====== Records provided
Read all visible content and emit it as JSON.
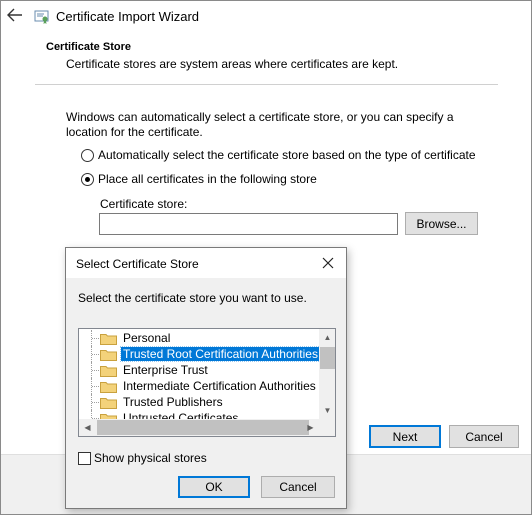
{
  "wizard": {
    "title": "Certificate Import Wizard",
    "header_title": "Certificate Store",
    "header_description": "Certificate stores are system areas where certificates are kept.",
    "intro": "Windows can automatically select a certificate store, or you can specify a location for the certificate.",
    "radio_auto_label": "Automatically select the certificate store based on the type of certificate",
    "radio_place_label": "Place all certificates in the following store",
    "selected_option": "place",
    "store_label": "Certificate store:",
    "store_value": "",
    "browse_label": "Browse...",
    "next_label": "Next",
    "cancel_label": "Cancel"
  },
  "dialog": {
    "title": "Select Certificate Store",
    "prompt": "Select the certificate store you want to use.",
    "stores": [
      {
        "label": "Personal",
        "selected": false
      },
      {
        "label": "Trusted Root Certification Authorities",
        "selected": true
      },
      {
        "label": "Enterprise Trust",
        "selected": false
      },
      {
        "label": "Intermediate Certification Authorities",
        "selected": false
      },
      {
        "label": "Trusted Publishers",
        "selected": false
      },
      {
        "label": "Untrusted Certificates",
        "selected": false
      }
    ],
    "show_physical_label": "Show physical stores",
    "show_physical_checked": false,
    "ok_label": "OK",
    "cancel_label": "Cancel"
  },
  "colors": {
    "selection": "#0078d7",
    "default_button_border": "#0078d7",
    "folder": "#e8c05a"
  },
  "icons": [
    "back-arrow-icon",
    "certificate-icon",
    "close-icon",
    "folder-icon",
    "chevron-up-icon",
    "chevron-down-icon",
    "chevron-left-icon",
    "chevron-right-icon"
  ]
}
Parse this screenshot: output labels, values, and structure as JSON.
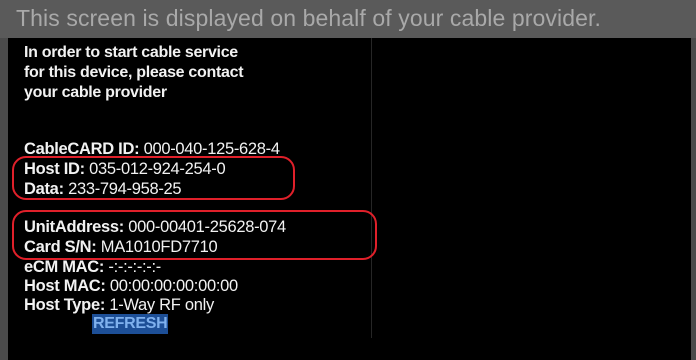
{
  "banner": {
    "text": "This screen is displayed on behalf of your cable provider."
  },
  "message": {
    "line1": "In order to start cable service",
    "line2": "for this device, please contact",
    "line3": "your cable provider"
  },
  "info": {
    "cablecard_id": {
      "label": "CableCARD ID:",
      "value": "000-040-125-628-4"
    },
    "host_id": {
      "label": "Host ID:",
      "value": "035-012-924-254-0"
    },
    "data": {
      "label": "Data:",
      "value": "233-794-958-25"
    },
    "unit_address": {
      "label": "UnitAddress:",
      "value": "000-00401-25628-074"
    },
    "card_sn": {
      "label": "Card S/N:",
      "value": "MA1010FD7710"
    },
    "ecm_mac": {
      "label": "eCM MAC:",
      "value": "-:-:-:-:-:-"
    },
    "host_mac": {
      "label": "Host MAC:",
      "value": "00:00:00:00:00:00"
    },
    "host_type": {
      "label": "Host Type:",
      "value": "1-Way RF only"
    }
  },
  "actions": {
    "refresh_label": "REFRESH"
  },
  "colors": {
    "highlight_circle": "#e0202a",
    "button_bg": "#1d4f97",
    "button_text": "#7fb1ee"
  }
}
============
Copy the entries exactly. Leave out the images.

(Output for this exercise):
Read all visible content and emit it as JSON.
{
  "wizard": {
    "title": "Certificate Import Wizard",
    "header_title": "Certificate Store",
    "header_description": "Certificate stores are system areas where certificates are kept.",
    "intro": "Windows can automatically select a certificate store, or you can specify a location for the certificate.",
    "radio_auto_label": "Automatically select the certificate store based on the type of certificate",
    "radio_place_label": "Place all certificates in the following store",
    "selected_option": "place",
    "store_label": "Certificate store:",
    "store_value": "",
    "browse_label": "Browse...",
    "next_label": "Next",
    "cancel_label": "Cancel"
  },
  "dialog": {
    "title": "Select Certificate Store",
    "prompt": "Select the certificate store you want to use.",
    "stores": [
      {
        "label": "Personal",
        "selected": false
      },
      {
        "label": "Trusted Root Certification Authorities",
        "selected": true
      },
      {
        "label": "Enterprise Trust",
        "selected": false
      },
      {
        "label": "Intermediate Certification Authorities",
        "selected": false
      },
      {
        "label": "Trusted Publishers",
        "selected": false
      },
      {
        "label": "Untrusted Certificates",
        "selected": false
      }
    ],
    "show_physical_label": "Show physical stores",
    "show_physical_checked": false,
    "ok_label": "OK",
    "cancel_label": "Cancel"
  },
  "colors": {
    "selection": "#0078d7",
    "default_button_border": "#0078d7",
    "folder": "#e8c05a"
  },
  "icons": [
    "back-arrow-icon",
    "certificate-icon",
    "close-icon",
    "folder-icon",
    "chevron-up-icon",
    "chevron-down-icon",
    "chevron-left-icon",
    "chevron-right-icon"
  ]
}
Parse this screenshot: output labels, values, and structure as JSON.
{
  "banner": {
    "text": "This screen is displayed on behalf of your cable provider."
  },
  "message": {
    "line1": "In order to start cable service",
    "line2": "for this device, please contact",
    "line3": "your cable provider"
  },
  "info": {
    "cablecard_id": {
      "label": "CableCARD ID:",
      "value": "000-040-125-628-4"
    },
    "host_id": {
      "label": "Host ID:",
      "value": "035-012-924-254-0"
    },
    "data": {
      "label": "Data:",
      "value": "233-794-958-25"
    },
    "unit_address": {
      "label": "UnitAddress:",
      "value": "000-00401-25628-074"
    },
    "card_sn": {
      "label": "Card S/N:",
      "value": "MA1010FD7710"
    },
    "ecm_mac": {
      "label": "eCM MAC:",
      "value": "-:-:-:-:-:-"
    },
    "host_mac": {
      "label": "Host MAC:",
      "value": "00:00:00:00:00:00"
    },
    "host_type": {
      "label": "Host Type:",
      "value": "1-Way RF only"
    }
  },
  "actions": {
    "refresh_label": "REFRESH"
  },
  "colors": {
    "highlight_circle": "#e0202a",
    "button_bg": "#1d4f97",
    "button_text": "#7fb1ee"
  }
}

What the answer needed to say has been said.